# GOAL OF THE EXERCISE
Report the count of lines below that include "накладные", without any other text.

⟨

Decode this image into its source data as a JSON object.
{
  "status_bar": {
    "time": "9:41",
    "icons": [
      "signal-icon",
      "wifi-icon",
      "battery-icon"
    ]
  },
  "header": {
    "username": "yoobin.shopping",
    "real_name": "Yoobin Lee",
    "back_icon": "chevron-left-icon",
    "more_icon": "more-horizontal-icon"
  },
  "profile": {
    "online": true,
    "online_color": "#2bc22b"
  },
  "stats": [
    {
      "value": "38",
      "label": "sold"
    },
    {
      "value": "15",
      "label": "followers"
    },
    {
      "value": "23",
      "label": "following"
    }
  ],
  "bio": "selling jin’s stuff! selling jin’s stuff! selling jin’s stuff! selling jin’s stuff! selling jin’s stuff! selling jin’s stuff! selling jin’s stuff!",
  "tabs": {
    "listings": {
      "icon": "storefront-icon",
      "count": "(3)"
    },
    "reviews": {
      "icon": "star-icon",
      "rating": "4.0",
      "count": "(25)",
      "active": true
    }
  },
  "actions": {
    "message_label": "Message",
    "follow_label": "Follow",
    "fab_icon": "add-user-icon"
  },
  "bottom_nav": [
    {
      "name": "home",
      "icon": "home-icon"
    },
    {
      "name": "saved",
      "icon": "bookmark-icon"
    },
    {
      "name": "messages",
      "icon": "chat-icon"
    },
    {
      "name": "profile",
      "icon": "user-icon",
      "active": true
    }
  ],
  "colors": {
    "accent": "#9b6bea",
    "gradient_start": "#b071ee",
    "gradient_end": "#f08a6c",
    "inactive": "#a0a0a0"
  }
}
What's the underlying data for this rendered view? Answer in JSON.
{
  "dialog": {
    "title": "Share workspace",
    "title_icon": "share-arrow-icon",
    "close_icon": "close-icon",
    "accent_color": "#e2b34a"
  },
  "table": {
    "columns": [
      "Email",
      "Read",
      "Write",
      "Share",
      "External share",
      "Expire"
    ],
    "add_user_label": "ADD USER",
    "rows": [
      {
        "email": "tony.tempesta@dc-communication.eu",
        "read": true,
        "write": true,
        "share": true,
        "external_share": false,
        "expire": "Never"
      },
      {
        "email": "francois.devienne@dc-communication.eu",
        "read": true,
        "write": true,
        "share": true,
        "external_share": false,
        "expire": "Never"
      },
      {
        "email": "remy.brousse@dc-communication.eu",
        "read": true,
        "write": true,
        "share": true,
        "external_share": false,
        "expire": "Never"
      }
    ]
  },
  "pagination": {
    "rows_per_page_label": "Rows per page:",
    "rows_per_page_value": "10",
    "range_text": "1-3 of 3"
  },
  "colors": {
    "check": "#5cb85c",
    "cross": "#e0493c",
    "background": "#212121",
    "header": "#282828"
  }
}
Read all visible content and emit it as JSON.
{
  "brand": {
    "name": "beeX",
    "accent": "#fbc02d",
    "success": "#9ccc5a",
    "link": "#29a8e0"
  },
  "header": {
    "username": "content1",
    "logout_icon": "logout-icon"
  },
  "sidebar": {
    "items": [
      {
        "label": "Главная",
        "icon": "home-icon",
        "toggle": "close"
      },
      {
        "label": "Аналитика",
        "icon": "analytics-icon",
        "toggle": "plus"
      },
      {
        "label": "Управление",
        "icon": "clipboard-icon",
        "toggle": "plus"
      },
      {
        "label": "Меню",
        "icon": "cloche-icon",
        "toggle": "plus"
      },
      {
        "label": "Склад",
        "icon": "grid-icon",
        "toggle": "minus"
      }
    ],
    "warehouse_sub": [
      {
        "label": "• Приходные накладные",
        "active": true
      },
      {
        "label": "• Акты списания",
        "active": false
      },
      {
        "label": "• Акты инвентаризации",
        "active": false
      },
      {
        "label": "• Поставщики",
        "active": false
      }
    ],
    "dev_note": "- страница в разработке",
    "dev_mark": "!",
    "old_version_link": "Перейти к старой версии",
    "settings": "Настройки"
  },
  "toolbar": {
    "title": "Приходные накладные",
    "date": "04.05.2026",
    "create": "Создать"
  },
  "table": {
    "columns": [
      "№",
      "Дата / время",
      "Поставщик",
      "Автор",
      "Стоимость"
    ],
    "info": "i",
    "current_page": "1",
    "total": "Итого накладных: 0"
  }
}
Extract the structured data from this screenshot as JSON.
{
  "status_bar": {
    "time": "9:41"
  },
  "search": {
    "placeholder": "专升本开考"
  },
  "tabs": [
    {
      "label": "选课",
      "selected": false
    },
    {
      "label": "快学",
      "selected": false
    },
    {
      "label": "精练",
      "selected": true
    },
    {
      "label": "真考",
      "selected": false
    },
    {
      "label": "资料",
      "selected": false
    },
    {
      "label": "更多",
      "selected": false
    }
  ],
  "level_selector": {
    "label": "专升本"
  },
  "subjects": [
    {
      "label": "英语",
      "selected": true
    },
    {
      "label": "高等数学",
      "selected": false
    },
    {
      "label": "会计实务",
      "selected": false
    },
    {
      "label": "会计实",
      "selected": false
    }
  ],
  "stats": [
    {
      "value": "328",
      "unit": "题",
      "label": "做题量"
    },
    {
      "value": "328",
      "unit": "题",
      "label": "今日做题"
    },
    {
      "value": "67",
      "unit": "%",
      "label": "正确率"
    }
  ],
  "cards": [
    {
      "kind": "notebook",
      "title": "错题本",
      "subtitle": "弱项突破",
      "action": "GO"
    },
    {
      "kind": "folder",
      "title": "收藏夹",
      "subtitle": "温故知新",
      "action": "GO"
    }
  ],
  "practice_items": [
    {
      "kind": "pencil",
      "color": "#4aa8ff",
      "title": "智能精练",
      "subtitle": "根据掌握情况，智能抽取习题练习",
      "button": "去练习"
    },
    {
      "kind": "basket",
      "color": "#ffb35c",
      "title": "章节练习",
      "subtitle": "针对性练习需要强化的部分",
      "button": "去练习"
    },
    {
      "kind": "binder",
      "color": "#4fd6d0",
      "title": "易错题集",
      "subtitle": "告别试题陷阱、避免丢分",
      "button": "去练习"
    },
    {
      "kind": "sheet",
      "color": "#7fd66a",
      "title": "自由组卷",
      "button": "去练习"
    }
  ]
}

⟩

# RESULT OF THIS TASK
2